Twenty eight per cent of Brits have misdiagnosed their stiff joints for arthritis, while 18 per cent have mistaken a hang-over for something they ate, or food poisoning.

Incredibly, 16 per cent of migraine sufferers have been convinced they had a brain tumour and 15 per cent of people who have felt short of breath concluded they had lung disease.

And 16 per cent have self-diagnosed lower back ache as kidney disease.

In fact, just over half of those polled admit they consult the internet as a first port of call when feeling ill, prior to visiting a doctor.

Tina Clare at Engage Mutual said:

“We seem to be a nation of worriers when it comes to our health.  Forty six per cent of people are worried about getting a terminal illness, and many are convincing themselves that everyday symptoms are indicative of serious ill health.

“While the internet can be a great information resource, it is always best to see a doctor when ill. Not only can a medical professional put your mind at rest, they can also check out all the symptoms and tell you what the matter really is.”

One in six folk frequently convince themselves they are walking around with a terminal illness. Nearly a quarter of respondents telephone NHS Direct if they feel ill, with people visiting a nurse or doctor  an average of just two or three times a year, despite worrying about illness far more often.

Nineteen per cent of survey respondents admitted to having felt embarrassed when they realised their symptoms were not connected to anything serious.  And 11 per cent have been advised by a doctor that they were slightly over-reacting.

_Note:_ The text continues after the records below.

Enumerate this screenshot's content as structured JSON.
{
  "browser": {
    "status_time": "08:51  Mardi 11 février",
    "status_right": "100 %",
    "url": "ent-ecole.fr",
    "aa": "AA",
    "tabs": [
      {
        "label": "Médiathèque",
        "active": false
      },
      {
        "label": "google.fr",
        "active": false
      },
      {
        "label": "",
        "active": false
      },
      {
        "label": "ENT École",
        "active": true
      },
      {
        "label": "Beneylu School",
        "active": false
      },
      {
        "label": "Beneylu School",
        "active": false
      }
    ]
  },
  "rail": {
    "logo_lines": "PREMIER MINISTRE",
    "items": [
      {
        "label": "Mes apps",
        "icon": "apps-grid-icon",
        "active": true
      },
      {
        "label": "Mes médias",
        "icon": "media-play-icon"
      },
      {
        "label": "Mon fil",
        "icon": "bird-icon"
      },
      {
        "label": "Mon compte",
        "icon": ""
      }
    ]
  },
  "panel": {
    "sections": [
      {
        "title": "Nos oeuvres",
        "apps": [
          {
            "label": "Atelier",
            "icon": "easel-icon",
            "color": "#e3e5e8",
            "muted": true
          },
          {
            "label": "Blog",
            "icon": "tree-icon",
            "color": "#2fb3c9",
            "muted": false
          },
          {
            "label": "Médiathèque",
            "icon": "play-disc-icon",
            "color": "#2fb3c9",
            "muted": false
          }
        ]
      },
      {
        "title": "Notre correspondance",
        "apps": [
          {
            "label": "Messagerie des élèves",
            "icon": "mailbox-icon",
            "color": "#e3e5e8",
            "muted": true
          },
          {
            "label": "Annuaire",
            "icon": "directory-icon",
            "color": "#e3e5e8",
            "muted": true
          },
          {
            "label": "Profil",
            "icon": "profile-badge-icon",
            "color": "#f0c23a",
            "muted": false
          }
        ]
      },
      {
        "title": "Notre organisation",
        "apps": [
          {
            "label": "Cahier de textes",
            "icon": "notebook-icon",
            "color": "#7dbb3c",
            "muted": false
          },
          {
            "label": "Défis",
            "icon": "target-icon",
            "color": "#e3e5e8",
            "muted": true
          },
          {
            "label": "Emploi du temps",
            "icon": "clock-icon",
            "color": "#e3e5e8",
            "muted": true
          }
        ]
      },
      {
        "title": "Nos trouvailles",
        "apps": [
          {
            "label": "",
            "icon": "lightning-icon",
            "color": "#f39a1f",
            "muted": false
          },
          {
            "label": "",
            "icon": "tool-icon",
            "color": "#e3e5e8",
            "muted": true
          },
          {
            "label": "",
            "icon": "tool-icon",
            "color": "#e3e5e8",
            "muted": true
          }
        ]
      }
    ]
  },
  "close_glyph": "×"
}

Tina Clare continues:

“It is important to keep things in proportion.  Not least because over worrying, and high stress levels can have a negative impact on our health. Take action to stay as healthy as you can with a nutritious diet and regular exercise.  And bear in mind that research on the internet is not a substitute for consulting a health professional.”


 Actual Complaint  Fear of
 Tummy upset  Food poisoning  43%
 Common cold  Flu  38%
 Headache  Migraine  35%
 Lower abdominal pain  Appendicitis  28%
 Stiff joints  Arthritis  28%
 Indigestion  Heart Attack  19%
 Hung over  Food poisoning / something eaten  18%
 Migraine  Brain tumour  16%
 Shortness of breath  Lung disease  15%
 Lower back ache  Kidney disease  16%